“We still have a few holdouts and customers who just don’t want to spend the money on LEDs, but it doesn’t make a whole lot of sense because the savings they have with the lower energy and electric bills more than pays for the initial cost of retrofitting to LED. In most cases, it’s less than two years,” he explained.
Noss described some other trends that are taking root in Colorado, and one that probably won’t get much traction, despite its popularity elsewhere.
Festival lighting. It goes by many names, but string lights are a popular tool for lighting designs that invite homeowners and their guests to gather.
“Some people refer to it as bistro lighting or festival lighting,” Noss said. “Now that we can install that in low voltage and LEDs, we can tie that in with their regular landscape lighting systems.”
He added that technology has helped eliminate one of the other main objections to LED lighting—the garish blue light.
“We can get it in any color temperature, so we can make everything look exactly as it looked with the halogen bulb technology,” he said.

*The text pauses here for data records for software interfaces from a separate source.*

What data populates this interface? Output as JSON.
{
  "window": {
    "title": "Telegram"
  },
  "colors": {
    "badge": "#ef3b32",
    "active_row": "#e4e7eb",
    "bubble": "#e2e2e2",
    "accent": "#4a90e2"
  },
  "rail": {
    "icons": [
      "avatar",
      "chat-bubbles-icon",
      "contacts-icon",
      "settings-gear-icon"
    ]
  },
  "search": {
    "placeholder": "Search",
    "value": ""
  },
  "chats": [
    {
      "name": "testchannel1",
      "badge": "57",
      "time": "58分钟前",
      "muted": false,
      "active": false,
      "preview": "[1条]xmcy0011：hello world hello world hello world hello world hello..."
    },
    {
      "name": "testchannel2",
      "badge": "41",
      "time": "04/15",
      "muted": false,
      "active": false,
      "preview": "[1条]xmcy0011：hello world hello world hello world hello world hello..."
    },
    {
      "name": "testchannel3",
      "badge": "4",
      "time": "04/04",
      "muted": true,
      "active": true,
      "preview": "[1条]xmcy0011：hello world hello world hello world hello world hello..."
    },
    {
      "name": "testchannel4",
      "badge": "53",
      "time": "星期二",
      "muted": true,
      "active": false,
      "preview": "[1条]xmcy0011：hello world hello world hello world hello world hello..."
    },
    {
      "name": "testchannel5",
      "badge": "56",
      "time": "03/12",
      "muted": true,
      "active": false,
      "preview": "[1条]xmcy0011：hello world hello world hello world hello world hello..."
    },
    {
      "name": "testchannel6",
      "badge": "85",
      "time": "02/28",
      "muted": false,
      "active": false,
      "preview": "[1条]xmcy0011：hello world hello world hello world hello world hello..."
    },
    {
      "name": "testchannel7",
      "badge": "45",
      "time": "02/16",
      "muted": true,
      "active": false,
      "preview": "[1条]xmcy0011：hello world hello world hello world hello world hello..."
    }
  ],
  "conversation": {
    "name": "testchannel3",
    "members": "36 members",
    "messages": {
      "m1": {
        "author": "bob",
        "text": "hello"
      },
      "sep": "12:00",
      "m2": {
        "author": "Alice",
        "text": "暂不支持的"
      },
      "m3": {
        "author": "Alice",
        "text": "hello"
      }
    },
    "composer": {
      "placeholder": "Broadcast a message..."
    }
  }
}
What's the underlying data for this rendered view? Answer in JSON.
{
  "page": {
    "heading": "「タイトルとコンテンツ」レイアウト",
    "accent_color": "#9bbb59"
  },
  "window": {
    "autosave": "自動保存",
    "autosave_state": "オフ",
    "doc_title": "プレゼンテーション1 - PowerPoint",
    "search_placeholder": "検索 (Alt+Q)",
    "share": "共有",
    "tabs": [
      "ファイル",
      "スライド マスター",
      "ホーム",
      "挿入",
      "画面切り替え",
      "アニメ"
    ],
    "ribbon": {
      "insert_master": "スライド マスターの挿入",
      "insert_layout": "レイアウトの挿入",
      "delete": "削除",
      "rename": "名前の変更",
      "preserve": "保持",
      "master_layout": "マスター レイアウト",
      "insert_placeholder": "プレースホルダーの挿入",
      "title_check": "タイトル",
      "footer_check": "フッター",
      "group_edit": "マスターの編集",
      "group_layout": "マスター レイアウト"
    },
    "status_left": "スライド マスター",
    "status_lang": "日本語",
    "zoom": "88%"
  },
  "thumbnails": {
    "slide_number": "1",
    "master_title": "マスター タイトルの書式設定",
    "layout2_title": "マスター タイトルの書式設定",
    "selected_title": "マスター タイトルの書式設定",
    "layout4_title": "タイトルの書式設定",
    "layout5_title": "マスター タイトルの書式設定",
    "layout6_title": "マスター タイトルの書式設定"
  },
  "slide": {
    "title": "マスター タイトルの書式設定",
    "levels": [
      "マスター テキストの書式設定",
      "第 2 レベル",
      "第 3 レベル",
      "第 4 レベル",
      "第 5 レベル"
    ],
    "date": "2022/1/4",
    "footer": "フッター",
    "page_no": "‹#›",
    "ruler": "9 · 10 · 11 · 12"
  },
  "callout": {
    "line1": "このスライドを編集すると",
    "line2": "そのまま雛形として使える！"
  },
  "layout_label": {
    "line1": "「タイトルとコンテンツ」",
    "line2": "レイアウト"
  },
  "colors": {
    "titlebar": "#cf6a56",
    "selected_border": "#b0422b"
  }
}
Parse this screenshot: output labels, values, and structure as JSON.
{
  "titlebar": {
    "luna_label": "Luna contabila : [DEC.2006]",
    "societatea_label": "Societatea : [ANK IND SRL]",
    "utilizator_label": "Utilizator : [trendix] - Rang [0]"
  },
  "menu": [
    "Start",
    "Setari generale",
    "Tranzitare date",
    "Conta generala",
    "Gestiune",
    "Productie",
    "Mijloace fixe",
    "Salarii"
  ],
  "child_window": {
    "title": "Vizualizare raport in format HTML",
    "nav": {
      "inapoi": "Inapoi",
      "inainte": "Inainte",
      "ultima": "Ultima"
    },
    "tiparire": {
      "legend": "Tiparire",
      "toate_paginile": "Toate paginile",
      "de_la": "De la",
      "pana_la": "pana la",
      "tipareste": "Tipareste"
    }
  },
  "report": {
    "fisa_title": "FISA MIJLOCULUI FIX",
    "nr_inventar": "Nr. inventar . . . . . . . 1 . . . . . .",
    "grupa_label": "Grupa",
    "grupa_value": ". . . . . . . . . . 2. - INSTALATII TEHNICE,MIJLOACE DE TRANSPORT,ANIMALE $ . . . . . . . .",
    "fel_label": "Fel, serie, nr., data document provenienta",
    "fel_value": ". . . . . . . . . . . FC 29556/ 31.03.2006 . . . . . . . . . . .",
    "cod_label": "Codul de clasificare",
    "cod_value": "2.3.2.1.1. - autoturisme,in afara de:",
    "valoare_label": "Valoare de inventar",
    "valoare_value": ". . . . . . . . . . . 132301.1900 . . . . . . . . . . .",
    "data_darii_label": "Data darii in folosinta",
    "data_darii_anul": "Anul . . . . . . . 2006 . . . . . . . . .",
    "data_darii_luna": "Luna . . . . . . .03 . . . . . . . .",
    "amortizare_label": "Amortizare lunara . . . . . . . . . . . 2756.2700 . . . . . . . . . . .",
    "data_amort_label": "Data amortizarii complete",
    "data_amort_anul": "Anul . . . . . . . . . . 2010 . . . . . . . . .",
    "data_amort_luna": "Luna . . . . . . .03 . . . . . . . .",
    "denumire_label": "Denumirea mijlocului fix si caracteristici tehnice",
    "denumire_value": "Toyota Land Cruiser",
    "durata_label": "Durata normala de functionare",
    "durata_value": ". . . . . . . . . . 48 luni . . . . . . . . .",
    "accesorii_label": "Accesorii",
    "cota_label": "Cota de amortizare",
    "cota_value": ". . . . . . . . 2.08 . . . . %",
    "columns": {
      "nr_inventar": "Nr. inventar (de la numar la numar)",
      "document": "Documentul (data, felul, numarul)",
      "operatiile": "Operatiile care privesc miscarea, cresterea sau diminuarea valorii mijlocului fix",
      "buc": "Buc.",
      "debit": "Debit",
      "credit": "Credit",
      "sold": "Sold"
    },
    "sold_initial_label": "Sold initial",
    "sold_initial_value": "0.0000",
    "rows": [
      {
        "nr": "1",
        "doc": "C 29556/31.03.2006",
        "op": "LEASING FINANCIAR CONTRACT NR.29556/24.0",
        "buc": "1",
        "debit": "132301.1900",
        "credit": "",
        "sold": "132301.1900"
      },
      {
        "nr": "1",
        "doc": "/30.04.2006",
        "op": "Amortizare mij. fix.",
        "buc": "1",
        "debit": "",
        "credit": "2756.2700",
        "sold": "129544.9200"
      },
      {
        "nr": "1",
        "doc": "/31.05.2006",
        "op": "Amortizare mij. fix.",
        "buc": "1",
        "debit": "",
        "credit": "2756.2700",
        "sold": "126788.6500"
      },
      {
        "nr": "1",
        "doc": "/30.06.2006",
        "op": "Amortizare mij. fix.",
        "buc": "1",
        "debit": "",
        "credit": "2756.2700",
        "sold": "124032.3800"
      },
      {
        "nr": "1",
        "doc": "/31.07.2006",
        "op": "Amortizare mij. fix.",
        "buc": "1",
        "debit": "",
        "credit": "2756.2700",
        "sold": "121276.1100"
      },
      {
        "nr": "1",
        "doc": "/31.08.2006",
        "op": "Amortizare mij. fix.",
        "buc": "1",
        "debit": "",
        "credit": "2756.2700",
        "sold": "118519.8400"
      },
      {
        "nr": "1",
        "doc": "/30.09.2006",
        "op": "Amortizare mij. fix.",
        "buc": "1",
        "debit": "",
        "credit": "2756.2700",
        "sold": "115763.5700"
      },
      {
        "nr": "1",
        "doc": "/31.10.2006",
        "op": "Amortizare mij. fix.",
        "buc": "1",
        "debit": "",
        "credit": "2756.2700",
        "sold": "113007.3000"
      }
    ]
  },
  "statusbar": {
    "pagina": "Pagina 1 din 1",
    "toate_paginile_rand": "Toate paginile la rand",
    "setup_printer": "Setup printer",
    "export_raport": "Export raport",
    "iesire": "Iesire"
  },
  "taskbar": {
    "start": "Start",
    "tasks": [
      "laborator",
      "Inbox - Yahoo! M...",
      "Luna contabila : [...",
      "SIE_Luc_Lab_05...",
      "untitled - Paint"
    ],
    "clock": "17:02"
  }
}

Sculptural bollards. Noss has seen increasing interest in bollard lights that incorporate an architectural flair. He noted they can be a little pricey, so “we don’t install a ton of them, but they’re basically dark-sky compliant, and they have interesting cutout designs on the side so you get useful light.”
Color-changing lights. Noss noted that customers at OLP offices around the country are asking for color-changing LEDs or dimming capabilities in their outdoor lighting designs, but his customers are uninterested or outright opposed to it.
“I’m not sure that the RGB color-changing LEDs and things like that are going to ever become popular in Colorado,” he said. “We’ve even had customers say, ‘I don’t want this RGB lighting. I just want the lighting that you did for me at our last house. We want it to look natural.'”